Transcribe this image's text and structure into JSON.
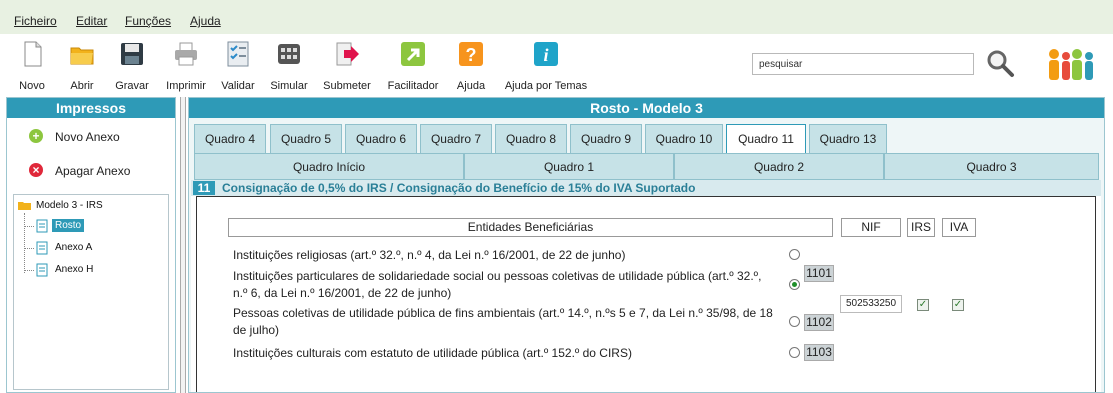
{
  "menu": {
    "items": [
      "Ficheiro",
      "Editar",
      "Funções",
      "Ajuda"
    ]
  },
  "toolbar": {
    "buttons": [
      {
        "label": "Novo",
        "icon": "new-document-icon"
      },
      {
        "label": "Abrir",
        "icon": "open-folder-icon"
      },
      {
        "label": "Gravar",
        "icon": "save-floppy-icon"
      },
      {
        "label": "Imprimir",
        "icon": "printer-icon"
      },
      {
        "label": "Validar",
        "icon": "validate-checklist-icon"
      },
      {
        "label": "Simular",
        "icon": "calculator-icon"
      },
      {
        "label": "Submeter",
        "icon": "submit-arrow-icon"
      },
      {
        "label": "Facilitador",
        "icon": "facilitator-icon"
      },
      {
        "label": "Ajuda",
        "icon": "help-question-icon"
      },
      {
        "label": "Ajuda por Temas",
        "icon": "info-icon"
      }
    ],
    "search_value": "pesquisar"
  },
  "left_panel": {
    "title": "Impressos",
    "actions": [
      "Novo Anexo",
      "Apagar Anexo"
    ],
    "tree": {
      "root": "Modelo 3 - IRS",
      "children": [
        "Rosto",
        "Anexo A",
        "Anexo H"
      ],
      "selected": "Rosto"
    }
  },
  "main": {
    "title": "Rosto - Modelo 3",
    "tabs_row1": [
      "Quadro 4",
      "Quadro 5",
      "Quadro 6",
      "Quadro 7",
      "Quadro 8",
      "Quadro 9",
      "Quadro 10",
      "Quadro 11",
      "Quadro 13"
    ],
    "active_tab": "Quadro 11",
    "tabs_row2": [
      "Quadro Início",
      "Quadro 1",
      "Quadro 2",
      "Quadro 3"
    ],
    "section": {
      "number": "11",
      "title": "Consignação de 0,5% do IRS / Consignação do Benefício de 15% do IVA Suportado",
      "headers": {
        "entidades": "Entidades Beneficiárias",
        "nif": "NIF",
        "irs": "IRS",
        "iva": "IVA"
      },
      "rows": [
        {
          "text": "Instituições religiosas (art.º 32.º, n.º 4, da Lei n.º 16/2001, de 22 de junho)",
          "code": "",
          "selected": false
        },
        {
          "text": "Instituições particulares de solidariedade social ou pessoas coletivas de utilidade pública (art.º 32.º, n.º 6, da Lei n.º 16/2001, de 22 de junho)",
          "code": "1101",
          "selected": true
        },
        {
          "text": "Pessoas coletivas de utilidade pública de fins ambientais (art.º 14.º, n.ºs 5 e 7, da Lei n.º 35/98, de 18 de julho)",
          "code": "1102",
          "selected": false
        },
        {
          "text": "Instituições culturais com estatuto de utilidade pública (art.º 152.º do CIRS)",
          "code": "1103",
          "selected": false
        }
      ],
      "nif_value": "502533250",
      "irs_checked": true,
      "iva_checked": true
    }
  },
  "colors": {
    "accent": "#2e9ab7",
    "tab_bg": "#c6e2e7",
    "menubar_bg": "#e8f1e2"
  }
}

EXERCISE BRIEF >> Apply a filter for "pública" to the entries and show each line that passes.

OUTPUT BELOW >>
          "text": "Instituições particulares de solidariedade social ou pessoas coletivas de utilidade pública (art.º 32.º, n.º 6, da Lei n.º 16/2001, de 22 de junho)",
          "text": "Pessoas coletivas de utilidade pública de fins ambientais (art.º 14.º, n.ºs 5 e 7, da Lei n.º 35/98, de 18 de julho)",
          "text": "Instituições culturais com estatuto de utilidade pública (art.º 152.º do CIRS)",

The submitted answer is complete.